There’s an agitation to many of the songs on Hope Downs, even as the band presents that restlessness as mellifluously as possible. And the lyrics more explicitly reveal the angst underneath the gauzy surface. ”An Air Conditioned Man” juxtaposes natural serenity in lines like “All the tall trees were still lining the avenue/Hanging there like old friends do” up against depictions of a manufactured paradise: “her air conditioned home…in an air conditioned city.” “Mainland” cuts even deeper, juxtaposing the ongoing global refugee crisis by drawing a parallel to the island where Russo’s grandparents were born: “We’ve talked about the land of our fore-mothers/ Now that we’ve shut the gates, it would be funny if it didn’t make you cry.” Yet there’s also a kind of romanticism in the band’s questioning, particularly in “Talking Straight,” which proposes, “I wanna know where the silence comes from, where space originates.” Put another way: Words are very unnecessary, they can only do harm.

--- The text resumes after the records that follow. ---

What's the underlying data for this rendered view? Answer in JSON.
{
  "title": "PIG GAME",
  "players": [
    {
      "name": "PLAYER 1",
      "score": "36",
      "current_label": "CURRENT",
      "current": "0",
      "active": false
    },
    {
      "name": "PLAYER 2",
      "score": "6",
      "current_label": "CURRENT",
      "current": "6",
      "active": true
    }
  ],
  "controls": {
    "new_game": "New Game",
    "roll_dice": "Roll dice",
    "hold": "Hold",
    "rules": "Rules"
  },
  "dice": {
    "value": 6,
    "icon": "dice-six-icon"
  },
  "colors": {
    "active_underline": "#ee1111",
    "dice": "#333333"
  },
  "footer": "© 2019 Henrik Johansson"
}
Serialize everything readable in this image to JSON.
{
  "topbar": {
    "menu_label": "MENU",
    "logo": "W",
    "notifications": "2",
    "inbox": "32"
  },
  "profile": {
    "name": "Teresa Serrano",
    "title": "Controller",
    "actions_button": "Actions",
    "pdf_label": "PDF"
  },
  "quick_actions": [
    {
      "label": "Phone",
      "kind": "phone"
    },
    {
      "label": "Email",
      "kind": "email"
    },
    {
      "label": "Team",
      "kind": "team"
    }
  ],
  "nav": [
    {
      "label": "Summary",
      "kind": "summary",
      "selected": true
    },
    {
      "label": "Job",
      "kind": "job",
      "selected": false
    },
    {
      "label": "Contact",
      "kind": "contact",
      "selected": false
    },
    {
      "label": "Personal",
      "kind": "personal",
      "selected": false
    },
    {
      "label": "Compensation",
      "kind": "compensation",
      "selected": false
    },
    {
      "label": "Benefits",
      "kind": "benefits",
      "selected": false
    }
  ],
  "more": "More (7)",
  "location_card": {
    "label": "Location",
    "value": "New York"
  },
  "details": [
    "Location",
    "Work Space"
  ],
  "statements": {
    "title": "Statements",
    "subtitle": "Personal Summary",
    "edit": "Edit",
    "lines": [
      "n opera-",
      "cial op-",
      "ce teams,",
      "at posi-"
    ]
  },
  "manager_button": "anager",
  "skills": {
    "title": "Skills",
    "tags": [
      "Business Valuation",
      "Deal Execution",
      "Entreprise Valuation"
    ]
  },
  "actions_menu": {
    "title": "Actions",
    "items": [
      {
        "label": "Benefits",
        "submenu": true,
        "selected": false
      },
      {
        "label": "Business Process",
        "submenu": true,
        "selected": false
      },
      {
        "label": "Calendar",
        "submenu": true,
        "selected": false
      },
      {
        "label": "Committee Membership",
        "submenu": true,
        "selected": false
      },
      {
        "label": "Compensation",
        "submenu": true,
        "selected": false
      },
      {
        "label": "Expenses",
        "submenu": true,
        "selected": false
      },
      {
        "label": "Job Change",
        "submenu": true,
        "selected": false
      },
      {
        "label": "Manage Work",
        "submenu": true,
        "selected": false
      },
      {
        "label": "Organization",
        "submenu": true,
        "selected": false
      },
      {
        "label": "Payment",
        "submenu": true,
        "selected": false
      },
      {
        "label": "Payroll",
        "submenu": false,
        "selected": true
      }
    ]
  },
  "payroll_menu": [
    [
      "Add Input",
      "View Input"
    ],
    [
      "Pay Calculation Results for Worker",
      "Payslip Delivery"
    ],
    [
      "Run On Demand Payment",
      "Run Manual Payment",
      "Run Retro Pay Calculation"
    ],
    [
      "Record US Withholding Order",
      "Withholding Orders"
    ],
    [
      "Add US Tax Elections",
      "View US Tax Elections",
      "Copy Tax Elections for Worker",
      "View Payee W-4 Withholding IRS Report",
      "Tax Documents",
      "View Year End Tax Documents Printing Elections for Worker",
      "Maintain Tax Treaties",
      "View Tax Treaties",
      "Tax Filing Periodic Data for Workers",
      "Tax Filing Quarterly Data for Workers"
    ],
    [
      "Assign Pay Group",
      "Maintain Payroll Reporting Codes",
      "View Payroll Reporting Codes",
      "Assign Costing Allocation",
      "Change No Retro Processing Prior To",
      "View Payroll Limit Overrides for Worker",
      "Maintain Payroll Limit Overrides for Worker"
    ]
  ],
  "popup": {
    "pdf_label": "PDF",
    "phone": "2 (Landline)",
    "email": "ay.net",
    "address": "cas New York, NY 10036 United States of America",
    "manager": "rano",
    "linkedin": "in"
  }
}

Hope Downs is a work of balance and contrast. It’s frequently beautiful even at its most agitated, and there’s often a sense of clarity to be found even in the band’s moments of alienation and uncertainty. Even in their hypnotic haze of guitars there’s a sense of turning disorder into beauty, of making sense out of chaos. Yet there’s a looseness that remains essential to what they do, a freewheeling sensibility that prevents them from becoming rigid even when the performances are at their most taut. Rolling Blackouts Coastal Fever make something complicated sound comfortable; it’s not miraculous, but it sure sounds like it.